After taking over London at the start of 2014, Pocket Gamer Connects will make its grand return on the 16-17 June in the Nordic paradise of Helsinki.
We expect you'll be thinking of grabbing a ticket (if you haven't already).
And to give you a hint at what you can expect, we're shining the spotlight onto our speaker selection to give a deeper look at the speakers taking the stage at PG Connects.
Ben Cousins is a 15-year veteran of the games industry. He's worked as a senior executive, studio head, project lead, creative director and game designer at companies like DeNA, EA, Sony and Lionhead.
He started working on traditional games, but has been focused on the free-to-play business model since 2006 - an extremely long time by western standards. During that time he's worked on a total of ten separate free-to-play games across five different platforms reaching over 50 million users.
Pocket Gamer: What's been the biggest story in mobile gaming this year?
Ben Cousins: 90 million DAUs and $1 million in daily advertising spend for King I think was the biggest story. That SEC filing really hammered home how huge mobile has become in just a few short years.
The biggest event for me was leaving DeNA and starting up as an independent contractor. Finally being able to work with all these people who'd been asking for help over the years has been a really exciting and interesting experience.
What do you think will be the biggest challenges/opportunities for the mobile game industry in 2014?
I think the mobile game industry as a whole will have a great year in 2014 - I'm sure its best ever - we'll probably have a few more games hit the billion-dollar lifetime revenue number and I'm sure we'll see some new hits emerge.
Individual companies who aren't already at scale or supported by significant investment though I think will struggle on the platform.
My experience tells me .... trying to second-guess the taste of another country is a waste of time.Ben Cousins
It's been clear for several years now that mobile gaming is rapidly evolving into a later stage (similar to consoles in the late 1990s and early 2000s) where the major players take most of the revenue through highly polished products supported by large marketing investments.
How well do you think indie developers are doing at the moment?
I think indie developers are going to struggle on mobile unless they can secure a good feature from Apple or Google.
Having said that, I recently saw some numbers from an indie developer who'd launched a premium priced title with good support from Apple and done horrible numbers, barely enough to pay for some decent concept art.
I think the best move for indies would be to move to new platforms like Oculus, Google Glass, other upcoming wearable (iWatch?) or to make PC games.
The mobile gaming market is expanding across the world, so what's your advice for developers looking to make their games a hit in new territories?
For territories well served by the mobile platform holders, it's simply a matter of localising the game's language and metadata, producing something that Apple/Google want to feature and having a decent paid marketing channel where you want to launch.
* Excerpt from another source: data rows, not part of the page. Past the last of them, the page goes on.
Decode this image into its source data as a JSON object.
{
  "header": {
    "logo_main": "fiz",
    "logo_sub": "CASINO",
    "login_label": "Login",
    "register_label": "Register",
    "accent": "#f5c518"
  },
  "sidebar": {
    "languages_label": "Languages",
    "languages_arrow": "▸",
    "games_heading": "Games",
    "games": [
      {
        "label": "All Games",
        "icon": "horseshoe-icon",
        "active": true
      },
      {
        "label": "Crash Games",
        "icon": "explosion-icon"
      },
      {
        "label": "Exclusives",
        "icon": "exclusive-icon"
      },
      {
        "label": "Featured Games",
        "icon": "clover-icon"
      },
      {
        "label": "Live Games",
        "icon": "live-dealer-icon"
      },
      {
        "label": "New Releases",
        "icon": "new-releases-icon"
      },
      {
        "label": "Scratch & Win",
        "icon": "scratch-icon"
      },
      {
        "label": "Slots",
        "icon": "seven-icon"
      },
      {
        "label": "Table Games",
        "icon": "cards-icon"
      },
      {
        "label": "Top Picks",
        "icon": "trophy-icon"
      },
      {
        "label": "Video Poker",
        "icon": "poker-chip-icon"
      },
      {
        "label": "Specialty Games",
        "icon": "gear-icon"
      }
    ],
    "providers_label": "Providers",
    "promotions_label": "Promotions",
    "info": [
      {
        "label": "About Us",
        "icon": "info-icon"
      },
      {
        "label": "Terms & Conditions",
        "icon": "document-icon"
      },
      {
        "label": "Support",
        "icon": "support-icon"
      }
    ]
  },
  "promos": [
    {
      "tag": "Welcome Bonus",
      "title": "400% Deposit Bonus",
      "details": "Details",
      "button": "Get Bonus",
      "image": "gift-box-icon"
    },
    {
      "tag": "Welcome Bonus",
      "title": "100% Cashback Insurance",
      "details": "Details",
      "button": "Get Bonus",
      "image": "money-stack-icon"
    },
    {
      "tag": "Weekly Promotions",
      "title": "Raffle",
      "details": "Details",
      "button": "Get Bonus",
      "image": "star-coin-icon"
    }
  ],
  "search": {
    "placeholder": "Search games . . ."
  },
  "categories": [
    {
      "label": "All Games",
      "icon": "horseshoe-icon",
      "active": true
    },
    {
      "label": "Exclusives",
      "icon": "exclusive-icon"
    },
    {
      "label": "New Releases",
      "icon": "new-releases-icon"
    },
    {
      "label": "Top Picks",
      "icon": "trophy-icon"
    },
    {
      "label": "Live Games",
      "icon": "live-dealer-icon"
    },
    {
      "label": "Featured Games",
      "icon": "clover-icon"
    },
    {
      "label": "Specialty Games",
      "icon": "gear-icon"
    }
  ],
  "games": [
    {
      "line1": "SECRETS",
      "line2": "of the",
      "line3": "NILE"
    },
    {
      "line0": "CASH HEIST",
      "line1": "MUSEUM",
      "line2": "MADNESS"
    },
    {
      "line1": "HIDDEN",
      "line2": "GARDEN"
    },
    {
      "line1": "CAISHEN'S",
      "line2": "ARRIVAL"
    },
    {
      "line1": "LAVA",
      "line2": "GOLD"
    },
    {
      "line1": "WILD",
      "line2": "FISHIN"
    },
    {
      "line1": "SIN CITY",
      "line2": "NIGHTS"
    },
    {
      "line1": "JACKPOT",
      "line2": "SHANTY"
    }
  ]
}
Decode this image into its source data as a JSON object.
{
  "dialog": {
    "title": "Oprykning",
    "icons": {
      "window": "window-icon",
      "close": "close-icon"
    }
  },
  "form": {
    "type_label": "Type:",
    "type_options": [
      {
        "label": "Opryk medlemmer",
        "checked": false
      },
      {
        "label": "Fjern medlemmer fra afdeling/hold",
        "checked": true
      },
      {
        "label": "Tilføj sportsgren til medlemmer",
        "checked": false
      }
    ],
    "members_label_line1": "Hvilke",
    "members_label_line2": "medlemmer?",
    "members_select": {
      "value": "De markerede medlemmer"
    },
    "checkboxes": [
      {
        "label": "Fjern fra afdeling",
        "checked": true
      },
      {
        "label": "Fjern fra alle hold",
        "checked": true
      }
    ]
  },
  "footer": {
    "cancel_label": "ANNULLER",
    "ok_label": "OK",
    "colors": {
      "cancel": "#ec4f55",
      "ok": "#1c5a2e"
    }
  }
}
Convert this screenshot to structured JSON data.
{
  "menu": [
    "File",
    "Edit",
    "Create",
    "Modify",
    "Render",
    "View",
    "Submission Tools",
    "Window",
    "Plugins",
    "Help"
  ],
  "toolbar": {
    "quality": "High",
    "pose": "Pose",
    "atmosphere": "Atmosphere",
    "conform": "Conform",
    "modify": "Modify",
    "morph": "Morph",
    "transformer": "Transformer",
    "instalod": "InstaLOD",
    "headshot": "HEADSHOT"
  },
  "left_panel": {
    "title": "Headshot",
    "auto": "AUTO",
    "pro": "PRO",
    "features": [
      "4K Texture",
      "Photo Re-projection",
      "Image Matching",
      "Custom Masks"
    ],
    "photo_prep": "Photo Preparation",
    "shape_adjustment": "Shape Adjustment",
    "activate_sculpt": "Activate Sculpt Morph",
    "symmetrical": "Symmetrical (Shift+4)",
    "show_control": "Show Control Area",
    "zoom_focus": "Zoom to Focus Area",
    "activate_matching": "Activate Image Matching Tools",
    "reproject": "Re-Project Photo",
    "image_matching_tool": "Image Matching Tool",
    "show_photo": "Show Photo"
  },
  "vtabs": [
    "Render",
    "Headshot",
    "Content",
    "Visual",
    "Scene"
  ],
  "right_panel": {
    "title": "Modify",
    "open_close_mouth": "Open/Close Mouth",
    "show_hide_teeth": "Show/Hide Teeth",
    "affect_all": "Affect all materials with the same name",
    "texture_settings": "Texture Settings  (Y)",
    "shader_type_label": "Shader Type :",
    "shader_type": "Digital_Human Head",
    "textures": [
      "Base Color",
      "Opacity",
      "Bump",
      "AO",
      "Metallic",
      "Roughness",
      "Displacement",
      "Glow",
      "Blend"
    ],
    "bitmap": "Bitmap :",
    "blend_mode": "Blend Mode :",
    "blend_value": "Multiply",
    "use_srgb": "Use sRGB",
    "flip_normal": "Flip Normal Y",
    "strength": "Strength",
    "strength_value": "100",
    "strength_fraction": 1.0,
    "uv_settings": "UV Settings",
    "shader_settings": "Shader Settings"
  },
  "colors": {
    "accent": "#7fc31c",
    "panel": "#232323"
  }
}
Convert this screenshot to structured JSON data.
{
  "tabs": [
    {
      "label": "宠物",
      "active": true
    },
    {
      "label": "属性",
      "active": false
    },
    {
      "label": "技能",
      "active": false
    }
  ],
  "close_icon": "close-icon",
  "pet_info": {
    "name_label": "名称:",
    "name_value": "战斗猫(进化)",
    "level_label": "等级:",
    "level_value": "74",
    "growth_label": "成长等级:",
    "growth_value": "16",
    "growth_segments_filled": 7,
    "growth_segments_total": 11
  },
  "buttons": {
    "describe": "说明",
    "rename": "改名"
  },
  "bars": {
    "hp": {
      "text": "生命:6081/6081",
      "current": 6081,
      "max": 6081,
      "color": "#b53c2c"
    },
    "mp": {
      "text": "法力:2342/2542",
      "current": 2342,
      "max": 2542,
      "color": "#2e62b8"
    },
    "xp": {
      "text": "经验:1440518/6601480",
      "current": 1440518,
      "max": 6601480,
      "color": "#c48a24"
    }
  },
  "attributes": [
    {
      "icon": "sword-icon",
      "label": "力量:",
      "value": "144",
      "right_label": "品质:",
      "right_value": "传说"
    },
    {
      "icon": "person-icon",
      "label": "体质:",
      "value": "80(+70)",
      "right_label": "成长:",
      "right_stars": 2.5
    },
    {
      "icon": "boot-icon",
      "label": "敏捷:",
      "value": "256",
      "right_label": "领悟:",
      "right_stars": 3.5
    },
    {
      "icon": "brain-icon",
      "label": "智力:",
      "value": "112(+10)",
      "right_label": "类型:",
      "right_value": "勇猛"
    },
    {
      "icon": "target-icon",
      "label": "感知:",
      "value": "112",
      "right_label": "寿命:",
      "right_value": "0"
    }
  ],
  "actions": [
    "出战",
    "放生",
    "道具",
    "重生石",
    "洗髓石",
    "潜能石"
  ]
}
My experience tells me that localising content or trying to second-guess the taste of another country is a waste of time.
Make the game you want to make, try to make a profit in your safe territories, and hope that it travels.
What are you most looking forward to at Pocket Gamer Connects?
I like these events because I can mingle with purely mobile people, so you don't feel like a second class citizen to people making games with more bump maps.
Which mobile game has made the biggest impression on you this year?
Definitely The Blockheads by Majic Jungle. It's the best F2P game I've ever played.
And finally, in 140 characters describe what you think the hot topic in mobile gaming will be in the next 6 months and why that's the case.
The big get bigger. We'll see follow-up games from Supercell and King that prove that mobile isn't special - success breeds more success!!